You can choose to hone your core specialities with clients you want to work with (and turn down ones you don't), or explore a range of new opportunities – such as collaborating with others to tackle projects outside your usual comfort zone. It's genuinely exciting to be in full control of your own destiny.
...but you have to chase them for payment
This is the bane of most freelancers' lives. No matter how much you enjoy a project, chasing your invoice for payment afterwards is no fun for anyone involved. Some clients are prompt and cheerful with their payments – hold onto them while you can! – but every freelancer has a tale of a nightmare late-paying client.
You'll need to be more business savvy (opens in new tab) to deal with it. Put a solid process in place – with a contract to protect you wherever possible – and get ahead of your finances so a stack of unpaid invoices doesn't force you onto the breadline.
04. Work where you want...
As well as being flexible with hours, depending on the nature of your work, you can pick your location too. Whether it's converting a spare bedroom into a home studio, sharing workspace with fellow freelancers, roaming between coffee shops or even working while travelling, it's your call.
There are various tools to help you work remotely as a freelancer (opens in new tab), but at a minimum you'll need a lightweight laptop, a decent battery pack and mobile WiFi.
...but you may get lonely
Whether home alone for eight hours a day, or surrounded by the hustle and bustle of strangers in a coffee shop, if you're used to a buzzing, collaborative studio environment with constant conversation, stimuli and like-minded people to bounce ideas off, you may struggle as a freelancer.
Sure, you can meet friends for lunch, or collaborate with others on certain projects, but the likelihood is you'll spend a lot of time with your own thoughts.
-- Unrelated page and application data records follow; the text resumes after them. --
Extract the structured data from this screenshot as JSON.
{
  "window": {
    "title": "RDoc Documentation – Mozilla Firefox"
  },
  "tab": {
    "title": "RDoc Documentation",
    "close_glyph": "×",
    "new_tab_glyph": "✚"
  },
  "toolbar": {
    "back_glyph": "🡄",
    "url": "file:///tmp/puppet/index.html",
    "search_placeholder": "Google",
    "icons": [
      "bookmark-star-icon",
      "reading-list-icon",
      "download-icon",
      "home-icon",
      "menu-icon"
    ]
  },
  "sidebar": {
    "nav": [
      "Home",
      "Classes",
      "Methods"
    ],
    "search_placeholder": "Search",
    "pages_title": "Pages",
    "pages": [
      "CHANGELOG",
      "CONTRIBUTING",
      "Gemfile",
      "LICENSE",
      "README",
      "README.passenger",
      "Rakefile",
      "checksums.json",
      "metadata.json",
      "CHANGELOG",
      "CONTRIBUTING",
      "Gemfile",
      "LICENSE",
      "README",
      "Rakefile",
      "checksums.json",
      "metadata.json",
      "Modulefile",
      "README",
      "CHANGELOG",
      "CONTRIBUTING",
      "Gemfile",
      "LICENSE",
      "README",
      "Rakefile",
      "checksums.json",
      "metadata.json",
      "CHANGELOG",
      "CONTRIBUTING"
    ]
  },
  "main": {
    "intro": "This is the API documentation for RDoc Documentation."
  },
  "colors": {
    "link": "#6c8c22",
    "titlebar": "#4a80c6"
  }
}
Some people thrive in that scenario and are far more productive without distractions; others go stir-crazy within a week – only you know which one best describes you.